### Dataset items
◇ ◇ ◇

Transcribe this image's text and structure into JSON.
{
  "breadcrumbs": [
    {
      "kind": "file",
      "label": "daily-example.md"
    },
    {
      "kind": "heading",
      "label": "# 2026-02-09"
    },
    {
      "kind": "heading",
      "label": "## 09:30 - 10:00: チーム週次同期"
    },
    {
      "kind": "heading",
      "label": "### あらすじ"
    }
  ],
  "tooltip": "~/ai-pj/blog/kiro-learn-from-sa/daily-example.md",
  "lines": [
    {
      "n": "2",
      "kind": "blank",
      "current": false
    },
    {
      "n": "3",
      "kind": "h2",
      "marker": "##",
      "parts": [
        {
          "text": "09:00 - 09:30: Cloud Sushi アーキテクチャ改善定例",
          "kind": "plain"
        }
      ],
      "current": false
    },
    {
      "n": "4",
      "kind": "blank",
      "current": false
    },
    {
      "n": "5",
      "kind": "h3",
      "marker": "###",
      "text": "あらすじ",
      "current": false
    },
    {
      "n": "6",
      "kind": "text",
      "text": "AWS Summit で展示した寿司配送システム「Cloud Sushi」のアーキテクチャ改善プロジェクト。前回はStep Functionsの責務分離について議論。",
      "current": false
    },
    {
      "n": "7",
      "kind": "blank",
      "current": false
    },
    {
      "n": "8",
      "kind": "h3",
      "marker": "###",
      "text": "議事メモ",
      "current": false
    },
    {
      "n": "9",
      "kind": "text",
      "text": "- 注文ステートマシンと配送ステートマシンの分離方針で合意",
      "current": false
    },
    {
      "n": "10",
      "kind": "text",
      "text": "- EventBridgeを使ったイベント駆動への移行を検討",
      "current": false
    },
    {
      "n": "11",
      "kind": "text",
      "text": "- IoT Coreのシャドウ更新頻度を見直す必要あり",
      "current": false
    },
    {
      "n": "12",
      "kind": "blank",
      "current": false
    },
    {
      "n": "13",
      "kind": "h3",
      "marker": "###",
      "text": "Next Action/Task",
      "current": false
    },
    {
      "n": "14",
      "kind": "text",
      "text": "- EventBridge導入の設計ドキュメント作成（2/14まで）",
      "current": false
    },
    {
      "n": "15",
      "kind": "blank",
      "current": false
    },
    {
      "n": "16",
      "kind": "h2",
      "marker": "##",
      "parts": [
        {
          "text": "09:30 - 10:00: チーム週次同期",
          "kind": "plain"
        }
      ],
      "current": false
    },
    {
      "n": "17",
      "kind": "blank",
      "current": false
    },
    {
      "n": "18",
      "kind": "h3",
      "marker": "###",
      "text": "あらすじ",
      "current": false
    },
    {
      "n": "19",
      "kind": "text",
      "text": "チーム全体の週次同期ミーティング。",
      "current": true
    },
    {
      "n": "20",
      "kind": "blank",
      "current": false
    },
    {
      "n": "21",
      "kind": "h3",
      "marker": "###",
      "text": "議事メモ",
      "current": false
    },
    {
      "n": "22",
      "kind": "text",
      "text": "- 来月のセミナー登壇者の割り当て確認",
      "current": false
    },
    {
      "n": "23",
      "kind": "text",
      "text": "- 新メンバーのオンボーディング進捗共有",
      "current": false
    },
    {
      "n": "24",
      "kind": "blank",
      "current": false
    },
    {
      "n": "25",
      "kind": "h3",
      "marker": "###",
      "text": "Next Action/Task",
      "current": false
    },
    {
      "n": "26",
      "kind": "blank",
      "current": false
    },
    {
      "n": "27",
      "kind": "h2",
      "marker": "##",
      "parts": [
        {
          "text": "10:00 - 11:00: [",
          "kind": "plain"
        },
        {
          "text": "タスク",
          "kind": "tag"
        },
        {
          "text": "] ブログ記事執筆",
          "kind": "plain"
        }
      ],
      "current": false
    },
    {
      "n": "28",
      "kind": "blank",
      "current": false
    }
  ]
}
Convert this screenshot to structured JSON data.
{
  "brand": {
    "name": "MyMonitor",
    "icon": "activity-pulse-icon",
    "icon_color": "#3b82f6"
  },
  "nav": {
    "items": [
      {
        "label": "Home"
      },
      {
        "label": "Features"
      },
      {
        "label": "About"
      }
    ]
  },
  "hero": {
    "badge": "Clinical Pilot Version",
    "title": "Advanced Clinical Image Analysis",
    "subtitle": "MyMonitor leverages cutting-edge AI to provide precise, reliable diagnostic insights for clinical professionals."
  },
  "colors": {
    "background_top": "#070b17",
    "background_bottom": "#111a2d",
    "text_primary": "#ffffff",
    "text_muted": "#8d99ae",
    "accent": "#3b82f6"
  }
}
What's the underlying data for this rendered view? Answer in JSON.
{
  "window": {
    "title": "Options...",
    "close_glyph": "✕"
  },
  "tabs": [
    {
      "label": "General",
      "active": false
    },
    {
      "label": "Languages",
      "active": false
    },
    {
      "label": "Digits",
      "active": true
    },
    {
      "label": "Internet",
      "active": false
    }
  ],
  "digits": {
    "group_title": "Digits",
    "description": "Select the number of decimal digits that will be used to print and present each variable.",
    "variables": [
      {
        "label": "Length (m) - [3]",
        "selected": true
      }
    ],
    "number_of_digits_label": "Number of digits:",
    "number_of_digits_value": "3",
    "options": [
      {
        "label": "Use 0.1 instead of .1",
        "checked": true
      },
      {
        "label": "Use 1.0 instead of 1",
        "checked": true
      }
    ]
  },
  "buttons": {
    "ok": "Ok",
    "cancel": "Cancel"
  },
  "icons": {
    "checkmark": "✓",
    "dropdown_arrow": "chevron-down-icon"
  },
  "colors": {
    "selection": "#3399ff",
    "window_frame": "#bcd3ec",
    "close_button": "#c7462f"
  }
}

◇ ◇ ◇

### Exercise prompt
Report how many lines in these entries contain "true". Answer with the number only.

### Expected answer
5